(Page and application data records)
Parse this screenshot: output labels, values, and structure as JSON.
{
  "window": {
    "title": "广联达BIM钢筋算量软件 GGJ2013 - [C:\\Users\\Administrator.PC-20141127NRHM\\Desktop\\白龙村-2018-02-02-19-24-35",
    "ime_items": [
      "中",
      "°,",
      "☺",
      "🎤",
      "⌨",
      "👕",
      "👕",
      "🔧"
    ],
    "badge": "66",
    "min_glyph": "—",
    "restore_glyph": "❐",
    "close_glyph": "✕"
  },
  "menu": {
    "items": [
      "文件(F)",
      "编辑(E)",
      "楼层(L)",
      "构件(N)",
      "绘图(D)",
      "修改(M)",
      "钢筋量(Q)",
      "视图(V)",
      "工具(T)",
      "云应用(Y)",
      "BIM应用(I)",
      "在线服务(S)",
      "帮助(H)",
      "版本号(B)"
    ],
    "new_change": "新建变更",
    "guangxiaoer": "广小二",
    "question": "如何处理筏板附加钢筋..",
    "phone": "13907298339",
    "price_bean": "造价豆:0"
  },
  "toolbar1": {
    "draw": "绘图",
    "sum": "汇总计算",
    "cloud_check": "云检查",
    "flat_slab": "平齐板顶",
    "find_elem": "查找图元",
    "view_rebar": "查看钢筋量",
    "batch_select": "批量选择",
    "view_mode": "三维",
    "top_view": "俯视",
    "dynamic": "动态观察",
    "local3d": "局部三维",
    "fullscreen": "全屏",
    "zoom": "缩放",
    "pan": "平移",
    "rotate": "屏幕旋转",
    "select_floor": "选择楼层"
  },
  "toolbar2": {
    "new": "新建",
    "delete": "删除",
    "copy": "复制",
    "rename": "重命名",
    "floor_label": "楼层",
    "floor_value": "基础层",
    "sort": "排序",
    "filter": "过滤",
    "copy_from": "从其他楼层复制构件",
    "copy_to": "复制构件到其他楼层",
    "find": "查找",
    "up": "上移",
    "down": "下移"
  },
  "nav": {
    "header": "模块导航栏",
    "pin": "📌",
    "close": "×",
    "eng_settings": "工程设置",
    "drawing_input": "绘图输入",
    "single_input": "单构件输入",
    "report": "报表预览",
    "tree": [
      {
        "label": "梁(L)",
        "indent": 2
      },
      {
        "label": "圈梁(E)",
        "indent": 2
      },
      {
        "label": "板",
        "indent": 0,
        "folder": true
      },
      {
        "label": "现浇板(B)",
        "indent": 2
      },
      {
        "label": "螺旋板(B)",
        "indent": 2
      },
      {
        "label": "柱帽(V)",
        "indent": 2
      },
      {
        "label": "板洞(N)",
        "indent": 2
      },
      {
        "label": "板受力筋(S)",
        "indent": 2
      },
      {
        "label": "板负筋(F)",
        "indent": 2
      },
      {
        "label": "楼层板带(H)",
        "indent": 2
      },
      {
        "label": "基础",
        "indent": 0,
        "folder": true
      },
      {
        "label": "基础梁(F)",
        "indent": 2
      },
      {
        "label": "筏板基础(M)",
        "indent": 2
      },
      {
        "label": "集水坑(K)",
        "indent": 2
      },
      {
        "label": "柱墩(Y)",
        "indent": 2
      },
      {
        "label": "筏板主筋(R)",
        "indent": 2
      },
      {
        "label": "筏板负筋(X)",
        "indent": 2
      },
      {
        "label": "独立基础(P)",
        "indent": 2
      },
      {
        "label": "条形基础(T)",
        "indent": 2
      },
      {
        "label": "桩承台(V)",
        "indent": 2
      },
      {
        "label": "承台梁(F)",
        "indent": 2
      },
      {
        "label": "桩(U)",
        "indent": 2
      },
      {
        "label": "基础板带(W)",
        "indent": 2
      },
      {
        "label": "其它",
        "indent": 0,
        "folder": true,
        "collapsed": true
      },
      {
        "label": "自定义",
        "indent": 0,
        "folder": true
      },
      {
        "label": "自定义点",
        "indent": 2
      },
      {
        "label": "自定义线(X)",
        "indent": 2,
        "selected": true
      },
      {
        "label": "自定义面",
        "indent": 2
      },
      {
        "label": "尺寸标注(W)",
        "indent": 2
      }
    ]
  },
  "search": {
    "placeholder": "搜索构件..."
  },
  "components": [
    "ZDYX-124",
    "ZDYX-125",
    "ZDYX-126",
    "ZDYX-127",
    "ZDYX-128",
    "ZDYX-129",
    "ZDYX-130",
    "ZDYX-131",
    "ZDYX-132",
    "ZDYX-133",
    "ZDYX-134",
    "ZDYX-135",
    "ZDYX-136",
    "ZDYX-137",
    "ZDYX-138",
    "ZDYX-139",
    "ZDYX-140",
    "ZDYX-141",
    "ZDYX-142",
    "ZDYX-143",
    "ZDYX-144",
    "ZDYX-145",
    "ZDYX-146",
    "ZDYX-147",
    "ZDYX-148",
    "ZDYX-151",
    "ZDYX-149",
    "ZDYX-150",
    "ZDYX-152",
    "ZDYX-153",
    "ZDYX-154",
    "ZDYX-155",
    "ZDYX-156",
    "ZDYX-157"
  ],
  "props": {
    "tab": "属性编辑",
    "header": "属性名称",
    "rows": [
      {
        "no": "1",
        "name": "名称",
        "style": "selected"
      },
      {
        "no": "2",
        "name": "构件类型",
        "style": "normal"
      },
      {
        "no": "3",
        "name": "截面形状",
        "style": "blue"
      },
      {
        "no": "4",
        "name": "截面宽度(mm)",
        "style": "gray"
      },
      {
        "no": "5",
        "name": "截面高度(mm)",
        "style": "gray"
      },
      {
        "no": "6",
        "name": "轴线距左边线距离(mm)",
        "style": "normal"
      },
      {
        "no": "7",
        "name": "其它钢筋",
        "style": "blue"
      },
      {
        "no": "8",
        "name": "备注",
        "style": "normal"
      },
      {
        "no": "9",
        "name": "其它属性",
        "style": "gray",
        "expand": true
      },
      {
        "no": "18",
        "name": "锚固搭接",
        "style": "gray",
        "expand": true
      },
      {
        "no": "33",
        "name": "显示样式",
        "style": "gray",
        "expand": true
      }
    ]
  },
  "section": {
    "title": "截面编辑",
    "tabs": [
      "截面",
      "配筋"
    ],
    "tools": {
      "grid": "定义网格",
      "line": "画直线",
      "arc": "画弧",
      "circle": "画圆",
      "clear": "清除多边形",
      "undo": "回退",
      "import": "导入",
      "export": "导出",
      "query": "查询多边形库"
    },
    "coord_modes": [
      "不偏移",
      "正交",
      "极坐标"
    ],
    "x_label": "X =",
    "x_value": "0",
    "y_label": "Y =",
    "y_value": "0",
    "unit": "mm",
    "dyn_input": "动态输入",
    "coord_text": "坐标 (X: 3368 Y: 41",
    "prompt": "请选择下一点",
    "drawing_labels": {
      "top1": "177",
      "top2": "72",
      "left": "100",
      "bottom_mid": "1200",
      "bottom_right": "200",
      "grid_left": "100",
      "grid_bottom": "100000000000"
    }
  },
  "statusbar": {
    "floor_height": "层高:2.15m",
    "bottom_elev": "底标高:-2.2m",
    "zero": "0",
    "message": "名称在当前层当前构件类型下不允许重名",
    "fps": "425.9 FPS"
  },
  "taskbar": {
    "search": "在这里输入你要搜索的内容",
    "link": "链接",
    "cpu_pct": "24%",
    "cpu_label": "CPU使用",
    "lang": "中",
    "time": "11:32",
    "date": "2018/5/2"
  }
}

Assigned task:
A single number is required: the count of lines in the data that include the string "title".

Output:
2